Sunday is the day for socialising par excellence and in Lanzarote we do it among the stalls of the flea market in La Villa de Teguise. We put on our comfortable shoes to wander the cobbled streets of the historic centre and take the opportunity to buy small pots of aloe vera, handmade cheeses and maybe even a work of art. Afterwards, it’s obligatory to eat in one of town’s typical taverns or perhaps go to the Casa-Museo del Campesino, just a few kilometres away in San Bartolomé, to sample the island’s traditional dishes to the rhythm of the folkloric groups that liven up the evening.
7 – Arrecife: shopping and seaside promenade
Since the mid 19th century, the capital of our island paradise has been Arrecife, a quiet but populous city with one of the most spectacular marinas in the Canary Islands. Its seafaring history is evident in every alleyway around the Charco de San Ginés, the inlet that serves as a meeting place for the locals. A perfect way to take the pulse of the city is to walk along Calle Real, the seafront promenade or the Plazuela, nosing around the city’s shops and restaurants, and enjoying a drink on a terrace or in the bar on the 17th floor of the Arrecife Gran Hotel, taking in the spectacular 360-degree panoramic view of the capital and its bay.
8 – The coastline by bike
Here’s an idea for a very healthy way to explore the island this Easter: get on your bike and ride along one of the cycle paths that cross the island’s territory. If you come with your family, the coastal cycle path is perfect, with its 26 kilometres making it the longest in Europe. You can cycle along the route from Costa Teguise to Puerto Calero, enjoying the view of Arrecife, the salt flats of Puerto Naos or the Castle of San José… Or you can take a break by the sea on a terrace in Las Caletas, La Concha, Playa Honda or Puerto del Carmen and take a dip before continuing on your way. Don’t forget to make a stop at the airport, whose runway runs parallel to the cycle path. You’ll find yourself mingling with spotters from all over the world, all keen to get unique images of the aircraft flying overhead.
9 – Carmela García’s Galería de Sueños

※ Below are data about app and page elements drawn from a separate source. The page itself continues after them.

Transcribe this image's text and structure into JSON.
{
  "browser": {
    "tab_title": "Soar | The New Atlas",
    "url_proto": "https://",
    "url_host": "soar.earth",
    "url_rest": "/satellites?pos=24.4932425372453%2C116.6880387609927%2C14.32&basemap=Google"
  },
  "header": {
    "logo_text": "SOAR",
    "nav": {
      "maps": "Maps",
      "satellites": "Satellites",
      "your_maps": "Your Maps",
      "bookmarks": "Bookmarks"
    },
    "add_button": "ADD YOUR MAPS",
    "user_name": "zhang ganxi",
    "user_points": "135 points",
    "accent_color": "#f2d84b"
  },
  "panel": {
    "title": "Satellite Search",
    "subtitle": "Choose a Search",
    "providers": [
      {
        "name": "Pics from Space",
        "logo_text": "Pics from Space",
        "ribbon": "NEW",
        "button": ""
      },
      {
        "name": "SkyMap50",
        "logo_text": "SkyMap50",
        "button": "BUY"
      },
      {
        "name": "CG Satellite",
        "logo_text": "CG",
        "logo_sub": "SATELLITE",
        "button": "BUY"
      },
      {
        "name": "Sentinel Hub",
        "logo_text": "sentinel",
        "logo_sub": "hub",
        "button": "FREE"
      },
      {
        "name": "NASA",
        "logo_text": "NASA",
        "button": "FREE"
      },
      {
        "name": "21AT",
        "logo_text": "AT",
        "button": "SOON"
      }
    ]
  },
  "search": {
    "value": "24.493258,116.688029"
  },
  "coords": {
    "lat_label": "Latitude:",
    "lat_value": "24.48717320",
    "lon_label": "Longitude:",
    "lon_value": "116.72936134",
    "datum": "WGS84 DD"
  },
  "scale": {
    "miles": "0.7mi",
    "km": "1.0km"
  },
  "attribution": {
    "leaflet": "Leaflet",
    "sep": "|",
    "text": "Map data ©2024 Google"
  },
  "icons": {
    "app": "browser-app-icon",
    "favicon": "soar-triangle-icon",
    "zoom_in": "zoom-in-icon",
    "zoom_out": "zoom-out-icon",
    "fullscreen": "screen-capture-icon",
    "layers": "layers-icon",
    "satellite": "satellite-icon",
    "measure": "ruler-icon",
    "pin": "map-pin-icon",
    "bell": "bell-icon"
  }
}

If you’re interested in art, until the end of May you’ll have the opportunity to discover the work of the Lanzarote-born artist Carmela García, one of the most promising photographers on the national scene. The Castillo de San José Museum of Contemporary Art is hosting the exhibition Galería de Sueños (Gallery of Dreams), an exquisite selection of the artist’s work on female identity and lineages. Don’t leave without visiting the museum’s permanent exhibition, largely made up of works from Manrique’s personal collection. Finally, we’d like to make a suggestion: there’s no better way to bring a cultural morning to a close than by sampling one of the dishes on the restaurant’s menu, recommended in the Repsol Guide, while enjoying the exceptional views of Arrecife’s port.
10 – Landscapes from another world
If you really want to imbibe the energy of Lanzarote, take a hike along some of the trails that wind through its strange and beautiful backdrops: from Yé to Guinate, along the Famara cliffs overlooking the coast; through Tinguatón, traversing the Volcanoes Nature Reserve; from El Golfo to Charco de los Clicos, the green lagoon that inspired Almodóvar’s Broken Embraces; and, of course, Caldera Blanca, a safe, signposted lava walk, particularly suitable if you’re travelling with children. At the end of the walk, you’ll understand why Lanzarote was the first island to be declared a Biosphere Reserve in its entirety by UNESCO.